The Beginner’s Guide to Video Encoding, Decoding, and Transcoding
Since joining the Haivision content team earlier this year, I’ve learned more about video technology than I could ever have imagined. With so much terminology, it’s easy for us beginners to get confused and overwhelmed. That’s why I started the video encoding basics series of blog posts to explain in simple terms, the basic principles that underlie what we do here at Haivision.
Einstein said, “If you can’t explain it simply, you don’t understand it well enough”. So, in this post, I’m sharing the very first lesson I learned: the differences between video encoding, decoding, and transcoding.
What is Video Encoding?
There are two types of video encoding; live and file-based, and it’s important to make the distinction between them. Live video encoding is the process of compressing large, raw video and audio files so that they use less network bandwidth. When it comes to transporting uncompressed raw video, this can mean a colossal amount of data to send over any connection. Given the constant struggle for bandwidth efficiency, compression significantly reduces the bandwidth required, making it possible for real-time video streams or files to be easily transmitted across constrained networks such as the public internet.
When working with video files rather than live video, encoders are used to compress and reduce the size of video content so that it can take up less storage space and be easier to transfer from one part of a video production workflow to another.
Haivision CMO, Peter Maag explains more about video encoders is in this video:
Hardware encoders are turnkey devices with dedicated processing power for low latency encoding of video streams whereas software encoders have to share CPU and other hardware resources. Hardware video encoders like the Haivision Makito X series are used by a wide range of industries for delivering flawless quality, low latency video in many different applications including:
- Broadcast – for backhaul, live remote interviews, return feeds, and remote production
- Enterprise – for internet streaming of your all-hands meetings, remote contribution, as IPTV, and digital signage
- Defense – for mission critical Intelligence, Surveillance and Reconnaissance (ISR) applications
Software encoders can be installed on standard off the shelf hardware or as virtual machines (VM) in data centers or cloud platforms. Although software can be a great option for file-based encoding of video content, they don’t offer ultra low latency levels comparable to dedicated hardware encoders and therefore not suitable for most live broadcast contribution applications.
What is Video Decoding?
Essentially the opposite of live encoding, video decoding is the process of decoding or uncompressing encoded video in real-time. A video decoder converts an encoded video stream to HDMI for display on a screen or to SDI for connected to broadcast production systems including video production switchers. Video decoders can also decode embedded audio tracks for sound production as well as metadata for information on video formatting, time codes, subtitles, and closed captioning. For non-broadcast applications such as ISR, metadata may also include vital KLV information.
Some video decoders are able to support multiple incoming streams and include the ability to resync them prior to decoding to SDI.

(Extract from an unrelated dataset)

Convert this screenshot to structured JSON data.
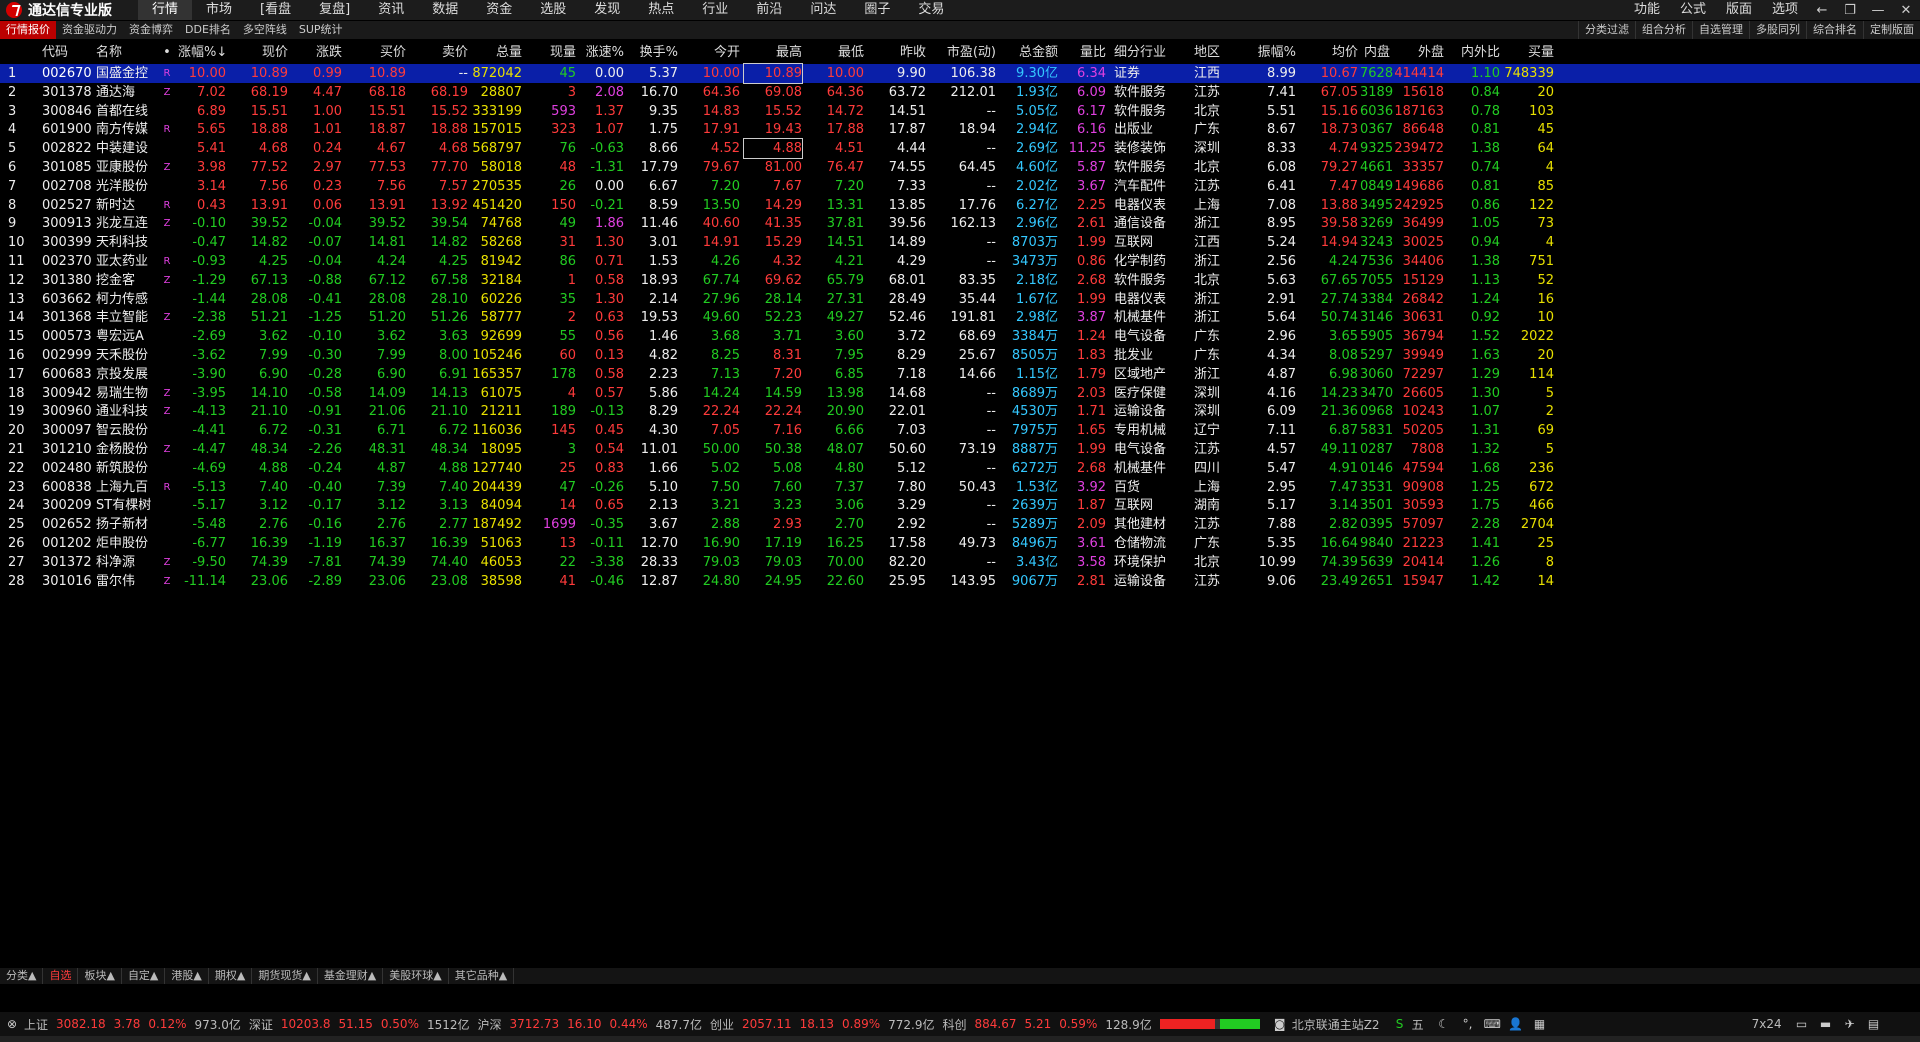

Watch the video for more about decoding:
What is Video Transcoding?
Video transcoding is the process of converting an encoded stream from one format to another, or from one size to another. The source video can either be real-time or file-based. Most transcoders use a two-step process of decoding and re-encoding. Step one involves decoding the original data into an intermediate format, sometimes called a mezzanine, and step two re-sizes and re-encodes the video to a new or several new formats depending on the final viewing device. Some transcoders such as Haivision’s KB Series can also act as encoders by accepting an uncompressed video source such as SDI for encoding into multiple formats.
A typical application for a video transcoder is for OTT services where a high quality source is re-encoded into a multitude of bitrates and resolutions for adaptive bitrate streaming protocols such as HLS and MPEG-DASH. This enables a single video source to be delivered to many different types of viewing devices including TVs, computers, and smartphones as well as directly to social media platforms such as Facebook and YouTube.
Watch Haivision’s Product Marketing Director, Mark Horchler as he shares some of the most common use cases for video transcoders: